After decades of research, scientists have successfully been able to turn primordial blood cells into mature erythrocyte (red blood cells) and other blood components in a lab. This is a massive step forward as this might allow for people with blood disease, like leukemia, an increased chance of survival because of the need to find a compatible bone marrow donor being removed.
Bone marrow is a material that is found in the internal cavities of different types of bones. There is red and yellow bone marrow which determines where it can be found and what is made from it. From red marrow we get RBCs, platelets and white blood cells; from yellow marrow we get fat cells, cartilage and bone components. When born, all marrow is red and slowly becomes yellow marrow over time. In cases of severe blood loss though, yellow marrow can be converted back into red marrow to replace the lost blood.
Leukemia is a blood cancer in which bone marrow starts to produce high levels of abnormal white blood cells (responsible for fighting infection). Problems associated with leukemia include bleeding, fatigue and increased susceptibility to infections. Along with chemotherapy, radiotherapy and blood transfusions, patients might need to have a bone marrow transplant to correct the faulty cells responsible for the underdeveloped WBCs. The matching associated with bone marrow transplants are more complex than the matching between blood types. They look for a match, or as close as possible, between the patients and donors human leukocyte antigen or HLA. This is a marker protein that your body uses to distinguish between cells that are yours and cells that aren’t. If there is too much of a difference then the body’s immune system will attack the blood to destroy the foreign body.
A group from the Boston Children’s Hospital were able to convert skin and other cells into induced pluripotent stem (iPS) cells that then become haematopoietic blood stems cells capable of become the many components of blood. Though they’re not identical to stem cells found in nature, they’re incredibly close and do the exact same thing. Cells have been converted back into iPS cells before but this is the first time that they have successfully differentiated them into cells capable of creating all of the components of blood; which is a massive step.
More work needs to be done on the process to make it more efficient. There are still some issues with the generation of abnormal cells as some with the potential to develop further into tumors.
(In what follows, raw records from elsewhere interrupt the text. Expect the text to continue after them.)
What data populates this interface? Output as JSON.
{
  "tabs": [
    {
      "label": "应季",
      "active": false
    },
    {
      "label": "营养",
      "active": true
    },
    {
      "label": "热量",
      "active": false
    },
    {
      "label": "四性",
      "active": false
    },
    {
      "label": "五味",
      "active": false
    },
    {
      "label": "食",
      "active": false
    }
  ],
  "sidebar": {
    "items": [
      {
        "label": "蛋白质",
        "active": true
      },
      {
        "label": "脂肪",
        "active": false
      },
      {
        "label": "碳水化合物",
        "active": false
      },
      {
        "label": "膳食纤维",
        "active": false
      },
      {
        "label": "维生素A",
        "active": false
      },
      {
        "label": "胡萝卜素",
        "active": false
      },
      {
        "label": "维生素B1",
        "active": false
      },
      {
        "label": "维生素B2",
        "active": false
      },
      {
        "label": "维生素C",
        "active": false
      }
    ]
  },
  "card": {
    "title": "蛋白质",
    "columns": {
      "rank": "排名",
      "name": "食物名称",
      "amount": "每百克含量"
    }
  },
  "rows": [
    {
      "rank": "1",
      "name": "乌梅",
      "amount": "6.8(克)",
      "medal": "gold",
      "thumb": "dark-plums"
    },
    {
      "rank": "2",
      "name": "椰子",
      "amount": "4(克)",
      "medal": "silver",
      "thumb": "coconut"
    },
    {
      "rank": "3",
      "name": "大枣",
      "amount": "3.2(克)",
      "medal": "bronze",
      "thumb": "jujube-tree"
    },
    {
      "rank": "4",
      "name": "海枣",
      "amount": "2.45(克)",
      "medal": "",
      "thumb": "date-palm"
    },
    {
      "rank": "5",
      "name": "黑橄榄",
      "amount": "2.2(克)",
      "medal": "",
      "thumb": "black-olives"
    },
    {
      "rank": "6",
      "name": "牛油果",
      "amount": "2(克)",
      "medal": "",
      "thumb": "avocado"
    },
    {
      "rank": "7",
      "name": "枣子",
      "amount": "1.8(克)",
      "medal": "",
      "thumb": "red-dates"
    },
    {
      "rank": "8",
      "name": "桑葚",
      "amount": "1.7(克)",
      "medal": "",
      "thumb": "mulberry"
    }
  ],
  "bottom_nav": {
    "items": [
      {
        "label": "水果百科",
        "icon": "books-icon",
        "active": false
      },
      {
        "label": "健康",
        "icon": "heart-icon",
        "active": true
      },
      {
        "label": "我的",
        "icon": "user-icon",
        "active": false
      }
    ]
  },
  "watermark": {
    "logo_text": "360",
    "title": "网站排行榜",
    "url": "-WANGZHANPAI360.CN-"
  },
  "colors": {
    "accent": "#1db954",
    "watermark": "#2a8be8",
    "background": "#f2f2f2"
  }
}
This is something that has been in the works for decades now and there were a few who thought that this wasn’t possible. Hopefully now, with this new technique, more will be willing to invest and research into that one applications leading to a potential combat for leukemia.